"They favor logic over emotions or empathic feelings as their preferred choice in decision-making processes," Patel says. "This can create the perception that they're unfriendly; an INTJ may struggle with emotional connections with people and may appear cold due to being very analytical and critical of others."
INTJ's extroverted counterpart, ENTJ, also makes the list of the unfriendliest, according to Christopher Paul Jones, phobia specialist, author, and speaker.
"ENTJs are often driven by their ambition and desire for success and they are often natural leaders who prioritize efficiency and results," Jones says. "In their pursuit of goals, however, they may come across as overly assertive or even aggressive, which can be perceived as unfriendly by those who value a more nurturing or collaborative approach."
Jones adds that ENTJs also tended to be more straightforward when they're communicating—thanks in large part to their "confidence in their abilities."
"While they may have good intentions, their focus on accomplishing tasks efficiently may overshadow the importance of building rapport or considering others' feelings, leading to them coming across as a lot less friendly than they actually are," he explains.
These "natural-born leaders" are also on Pinarli's list of potentially unfriendly Myers-Briggs types, but she adds that there's more to the story.
"Beneath their seemingly tough exterior lies an unwavering commitment to achieving their goals and a genuine desire to inspire others," Pinarli says.
READ THIS NEXT: The 7 Kindest Myers-Briggs Personality Types, Experts Say.
Another introverted personality type to make the list is ISTP. As Jones notes, these logical problem-solvers "usually value independence and autonomy," meaning they may prefer to work on things by themselves as opposed to with others.
"[This] self-reliance and tendency to be reserved can make them appear distant or unfriendly to those who seek more emotional connection or social interaction," he says.
INTJs also aren't always interested in social dynamics or small talk and would rather focus on addressing "tangible problems," Jones says.

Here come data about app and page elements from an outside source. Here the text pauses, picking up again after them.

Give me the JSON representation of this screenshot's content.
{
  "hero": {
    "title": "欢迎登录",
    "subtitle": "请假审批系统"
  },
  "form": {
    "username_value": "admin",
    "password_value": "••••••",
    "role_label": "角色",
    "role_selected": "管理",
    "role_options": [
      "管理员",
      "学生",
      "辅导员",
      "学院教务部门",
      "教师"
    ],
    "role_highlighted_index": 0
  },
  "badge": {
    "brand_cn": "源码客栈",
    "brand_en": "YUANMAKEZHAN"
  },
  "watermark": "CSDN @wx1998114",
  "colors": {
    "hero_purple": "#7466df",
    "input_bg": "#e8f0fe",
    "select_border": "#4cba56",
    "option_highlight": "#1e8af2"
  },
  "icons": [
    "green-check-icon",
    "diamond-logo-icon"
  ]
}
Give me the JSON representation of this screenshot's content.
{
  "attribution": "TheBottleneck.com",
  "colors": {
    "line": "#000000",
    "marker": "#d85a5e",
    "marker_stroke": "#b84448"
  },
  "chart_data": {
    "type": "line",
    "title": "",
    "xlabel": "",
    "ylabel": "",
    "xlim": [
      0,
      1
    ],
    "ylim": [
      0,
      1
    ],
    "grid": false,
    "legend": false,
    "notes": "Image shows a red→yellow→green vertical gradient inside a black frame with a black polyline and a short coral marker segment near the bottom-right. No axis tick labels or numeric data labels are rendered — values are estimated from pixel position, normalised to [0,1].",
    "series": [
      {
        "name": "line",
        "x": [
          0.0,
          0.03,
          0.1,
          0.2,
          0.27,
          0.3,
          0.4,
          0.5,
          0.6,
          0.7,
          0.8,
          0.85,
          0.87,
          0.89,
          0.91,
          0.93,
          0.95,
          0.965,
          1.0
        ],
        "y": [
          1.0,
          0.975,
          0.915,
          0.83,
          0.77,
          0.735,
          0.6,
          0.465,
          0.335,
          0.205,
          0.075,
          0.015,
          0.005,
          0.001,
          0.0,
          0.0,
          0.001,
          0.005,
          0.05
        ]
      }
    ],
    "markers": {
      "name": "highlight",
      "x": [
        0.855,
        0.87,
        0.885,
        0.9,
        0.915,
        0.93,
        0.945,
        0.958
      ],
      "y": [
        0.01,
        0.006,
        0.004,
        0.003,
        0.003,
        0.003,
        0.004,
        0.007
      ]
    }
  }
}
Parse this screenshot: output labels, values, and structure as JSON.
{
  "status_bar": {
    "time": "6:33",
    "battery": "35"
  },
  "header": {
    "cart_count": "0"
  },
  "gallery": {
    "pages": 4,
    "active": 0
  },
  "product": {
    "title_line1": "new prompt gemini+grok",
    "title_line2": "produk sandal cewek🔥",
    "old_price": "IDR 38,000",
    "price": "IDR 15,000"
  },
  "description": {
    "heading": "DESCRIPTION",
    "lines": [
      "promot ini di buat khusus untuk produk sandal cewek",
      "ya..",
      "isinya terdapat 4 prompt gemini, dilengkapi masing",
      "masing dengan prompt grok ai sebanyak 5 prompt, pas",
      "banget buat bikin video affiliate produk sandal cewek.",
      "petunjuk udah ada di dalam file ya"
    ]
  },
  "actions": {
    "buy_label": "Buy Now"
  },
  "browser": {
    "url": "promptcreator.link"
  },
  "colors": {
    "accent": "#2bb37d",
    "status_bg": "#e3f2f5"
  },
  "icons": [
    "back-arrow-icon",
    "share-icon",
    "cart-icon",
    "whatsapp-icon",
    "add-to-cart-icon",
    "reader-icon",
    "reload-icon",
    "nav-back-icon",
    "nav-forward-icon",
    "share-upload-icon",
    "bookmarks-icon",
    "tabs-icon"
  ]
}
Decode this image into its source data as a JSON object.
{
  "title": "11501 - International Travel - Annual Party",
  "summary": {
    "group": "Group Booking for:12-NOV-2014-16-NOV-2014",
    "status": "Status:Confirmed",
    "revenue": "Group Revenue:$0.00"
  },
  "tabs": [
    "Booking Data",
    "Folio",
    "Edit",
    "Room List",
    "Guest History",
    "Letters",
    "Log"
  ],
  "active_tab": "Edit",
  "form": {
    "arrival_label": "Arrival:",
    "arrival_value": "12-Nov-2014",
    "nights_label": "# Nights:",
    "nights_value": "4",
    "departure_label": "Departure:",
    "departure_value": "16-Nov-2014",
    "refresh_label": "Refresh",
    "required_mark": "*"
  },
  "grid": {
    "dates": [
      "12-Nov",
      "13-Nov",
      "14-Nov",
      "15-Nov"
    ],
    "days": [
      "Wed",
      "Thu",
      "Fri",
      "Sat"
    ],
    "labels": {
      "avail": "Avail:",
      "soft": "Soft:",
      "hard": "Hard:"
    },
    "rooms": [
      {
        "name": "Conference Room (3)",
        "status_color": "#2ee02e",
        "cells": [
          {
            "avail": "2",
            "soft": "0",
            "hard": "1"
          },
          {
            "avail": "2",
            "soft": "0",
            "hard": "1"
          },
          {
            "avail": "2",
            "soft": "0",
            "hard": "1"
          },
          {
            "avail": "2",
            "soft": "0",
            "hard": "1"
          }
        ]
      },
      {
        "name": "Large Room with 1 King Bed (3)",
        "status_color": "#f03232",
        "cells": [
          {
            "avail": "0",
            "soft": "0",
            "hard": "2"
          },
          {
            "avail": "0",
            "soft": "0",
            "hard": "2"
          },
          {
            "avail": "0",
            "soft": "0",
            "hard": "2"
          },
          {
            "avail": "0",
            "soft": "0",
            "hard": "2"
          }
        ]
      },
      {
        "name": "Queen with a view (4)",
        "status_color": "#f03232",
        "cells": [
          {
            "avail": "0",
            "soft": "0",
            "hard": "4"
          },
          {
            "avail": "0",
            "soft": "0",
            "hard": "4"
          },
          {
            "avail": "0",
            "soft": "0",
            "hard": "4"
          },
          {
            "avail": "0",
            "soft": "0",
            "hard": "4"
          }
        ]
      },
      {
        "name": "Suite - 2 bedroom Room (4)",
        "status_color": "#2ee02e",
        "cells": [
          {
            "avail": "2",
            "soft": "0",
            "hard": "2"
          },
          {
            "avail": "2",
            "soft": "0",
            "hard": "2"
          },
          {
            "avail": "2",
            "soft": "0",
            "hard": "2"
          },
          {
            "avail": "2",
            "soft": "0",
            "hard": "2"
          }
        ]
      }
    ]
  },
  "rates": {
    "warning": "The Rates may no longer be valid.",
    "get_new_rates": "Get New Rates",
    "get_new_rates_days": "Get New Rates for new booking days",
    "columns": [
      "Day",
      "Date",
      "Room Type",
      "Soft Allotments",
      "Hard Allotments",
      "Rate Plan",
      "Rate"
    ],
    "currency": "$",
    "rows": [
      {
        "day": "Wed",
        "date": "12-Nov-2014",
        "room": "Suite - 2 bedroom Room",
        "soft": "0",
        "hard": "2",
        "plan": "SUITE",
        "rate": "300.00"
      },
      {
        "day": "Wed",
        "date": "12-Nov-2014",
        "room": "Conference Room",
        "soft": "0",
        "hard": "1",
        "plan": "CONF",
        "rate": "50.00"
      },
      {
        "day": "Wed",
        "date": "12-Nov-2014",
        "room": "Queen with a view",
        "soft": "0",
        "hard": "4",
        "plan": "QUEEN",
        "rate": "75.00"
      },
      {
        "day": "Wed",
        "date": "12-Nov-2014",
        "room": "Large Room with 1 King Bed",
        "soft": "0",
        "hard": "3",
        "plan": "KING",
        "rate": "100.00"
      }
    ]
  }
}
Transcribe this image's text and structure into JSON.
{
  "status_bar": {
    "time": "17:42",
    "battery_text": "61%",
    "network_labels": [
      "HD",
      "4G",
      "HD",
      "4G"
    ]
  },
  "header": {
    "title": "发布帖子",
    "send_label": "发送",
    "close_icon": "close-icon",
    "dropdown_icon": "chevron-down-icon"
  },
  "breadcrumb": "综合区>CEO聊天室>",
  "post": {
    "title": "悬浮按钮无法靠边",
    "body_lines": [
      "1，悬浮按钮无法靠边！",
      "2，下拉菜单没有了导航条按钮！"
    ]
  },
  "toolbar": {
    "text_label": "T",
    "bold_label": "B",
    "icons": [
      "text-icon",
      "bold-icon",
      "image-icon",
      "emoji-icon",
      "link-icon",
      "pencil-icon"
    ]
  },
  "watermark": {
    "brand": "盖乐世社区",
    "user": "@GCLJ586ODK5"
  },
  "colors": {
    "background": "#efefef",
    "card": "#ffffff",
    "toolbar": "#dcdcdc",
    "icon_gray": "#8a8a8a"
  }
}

"Their focus on efficiency and self-sufficiency can then lead others to perceive them as distant or uninterested in forming friendships or bonds which makes them seem more cold or aloof, which doesn't make them seem friendly or approachable," he adds.
Jones also says that people who are introverted, intuitive, thinking, and perceiving aren't always looking to make new friends.
"INTPs are known for their intellectual curiosity and analytical thinking and they enjoy exploring complex concepts and ideas," he says. "This means they're inclined towards introspection and independent thought, which may sometimes lead them to appear detached or aloof in social situations. [This] can be perceived as unfriendly by those seeking more emotional warmth from those around them."
They're also introspective, and when they do decide to participate in conversation, they're looking to discuss more abstract topics.
"Their preference for intellectual discussions and their introverted nature might then make them less inclined to engage in casual conversations or socializing, which can create an impression of unfriendliness, even if this isn't true!" Jones says.
For more interesting content delivered straight to your inbox, sign up for our daily newsletter.
You shouldn't expect extroverted, sensing, thinking, and judging people to strike up a conversation right away, either.
ESTJs prioritize efficiency, and similar to INTJs, they "excel at organizing and executing plans," Pinarli says.
"Their strong preference and propensity for practicality and adherence to established protocols may cause them to come across as uncompromising or inflexible," Pinarli says. "They are focused on accomplishing tasks efficiently, often placing a higher priority on productivity than on interpersonal harmony."
But while their "no-nonsense approach" can be off-putting, Pinarli adds that "a deep sense of responsibility and dependability" is hiding beneath it.